Why Do Memes Make Us Happy?

We spoke with a psychologist to understand how it’s way beyond just a case of #ItMe.

by Parthshri Arora
26 September 2018, 12:00pm

Image: Pixabay/nikolabelopitov

A Meme—as defined by the Merriam-Webster dictionary—is “an amusing or interesting item (such as a captioned picture or video) or genre of items that is spread widely online especially through social media". They are literally everywhere: from the Mumbai Police Twitter handle to the darkest corners of the internet. We love them, we love to hate them, and we love to forward them. But why?

To find out, VICE sat down with with clinical psychologist Dr Kanan Khatau Chikhal, who for 16 years, has been analysing the human brain rewiring. She spoke with us on the science behind why memes make us so happy, and why we share them.

They make us feel like less alone
“Human beings need three things: love, self-esteem, and security. In our journey of seeking security, belongingness plays a very important role. If you read Abraham Maslow's Hierarchy of Needs, you will find that belongingness is featured heavily. That’s why people relate to memes—because they resonate with them, which creates a sense of identification. We form groups, and this identification with the meme culture is largely perceived with a feeling of 'I’m not alone'."

"If you circulate memes and reach out to people, trust and social bonding will increase." Image: Dr. Kanan Khatua Chikhal.

They help us bond with others out there
You send out memes that resonate the most with you.

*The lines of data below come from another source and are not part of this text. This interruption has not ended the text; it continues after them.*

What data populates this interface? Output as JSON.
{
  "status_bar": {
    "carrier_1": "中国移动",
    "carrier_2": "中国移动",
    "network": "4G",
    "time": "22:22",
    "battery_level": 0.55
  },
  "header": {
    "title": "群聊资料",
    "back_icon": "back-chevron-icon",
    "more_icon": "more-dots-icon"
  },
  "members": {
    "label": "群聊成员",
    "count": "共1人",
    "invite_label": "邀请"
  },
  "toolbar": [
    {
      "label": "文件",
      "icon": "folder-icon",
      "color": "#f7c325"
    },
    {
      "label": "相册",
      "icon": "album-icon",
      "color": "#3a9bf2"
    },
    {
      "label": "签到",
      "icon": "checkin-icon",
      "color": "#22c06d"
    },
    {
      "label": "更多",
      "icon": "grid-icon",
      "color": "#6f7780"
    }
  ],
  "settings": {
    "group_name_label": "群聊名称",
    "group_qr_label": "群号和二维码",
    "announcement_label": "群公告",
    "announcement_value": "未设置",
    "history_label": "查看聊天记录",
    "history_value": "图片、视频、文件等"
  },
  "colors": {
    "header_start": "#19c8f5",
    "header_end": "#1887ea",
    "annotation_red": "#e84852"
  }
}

Irrespective of whether you like or dislike a meme, if it didn’t impact you, you wouldn’t have touched that forward button. Let’s say, you shut your bedroom door. At that time, another door in the room also automatically vibrates even though you haven’t touched it. That’s resonance. Similarly, if you circulate a certain meme, it’s because it has resonated with some part of you at that moment. Else you wouldn’t have even touched that forward button.

There are conversational ways to bond with people as well. What really builds social relationships is trust, and trust comes from a sense of understanding and belongingness. You can initiate trust through verbal communication by asking people about their choices, preferences, hobbies, the kind of books they read. And in that journey, if you figure there is something they may enjoy, then you show them a meme. It’s a great way of saying that you have similar stories and challenges, and hey, here’s something interesting you might like too. But to use the meme as a way to bond with someone also perhaps shows you have low social skills.

They impact and change the way we think
When a meme strikes a chord, it has the potential to impact your thinking process. Just like random WhatsApp videos—especially the motivational kinds—they last in the biochemistry of your mind for a few moments. But we have ‘monkey minds’ which are constantly chattering, and the biochemistry changes fast.

So, unless you have sustained behavioural modification, the old behaviour will come back and the new one will be washed away. It’s also why motivational videos don’t work until you go and deploy what they’re recommending you to do. Similarly, memes are momentary. If there is a learning but you don’t deploy it, there is no use. Even if it’s a taunt. The mind has amnesia for a purpose.

Rahul Gandhi, for example, is an interesting case-study as a meme. If you consistently give out an image that you want to project—irrespective of what is circulated about you—you can overpower the opposition’s resonant message with your own.

Even before French President Justin Trudeau won his election, there were a lot of videos circulating on the internet saying that he just wasn’t ready. But that doesn’t mean he didn’t win the election. He chose not to do a negative campaign. He chose to go with ‘sunny days are back’. He used a different mindset and portrayed that irrespective of what people wrote about him, he would still talk about the impact he wanted to create.

They help us connect with our deeper selves
There are two parts in our brain. The first one is our limbic brain, which is driven by passion; our emotions come from there. Why we do what we do in life comes from our limbic brain. Cavemen originally had only sign language. Over the years, our prefrontal cortex developed, and we developed language. Even today, if I ask you why you do what you do or what is the reason you wake up each morning, you’ll have to think for some time before you answer. It will resonate in your limbic brain, you will know the answer in every cell of your body, but you won’t be able to verbalise it in a minute. Your prefrontal cortex will dive into the limbic brain, pull the information out, and then use the language faculty of your prefrontal cortex to express it.

Memes go around that mechanism, as they’re directly communicating with your inner feelings, without the need for verbalising. In a way, they make for a way of connecting to our deeper selves. With human evolution, language has evolved to eradicate miscommunication, but it’s not 100% there.

We expect people to increasingly read between the lines as opposed to clearly expressing that “This is what I feel/want”. In that case, people will jump to judgements faster, trust will drop over time, and it will be quite isolating if that happens. But instead, if you circulate memes and reach out to people, trust and social bonding will increase.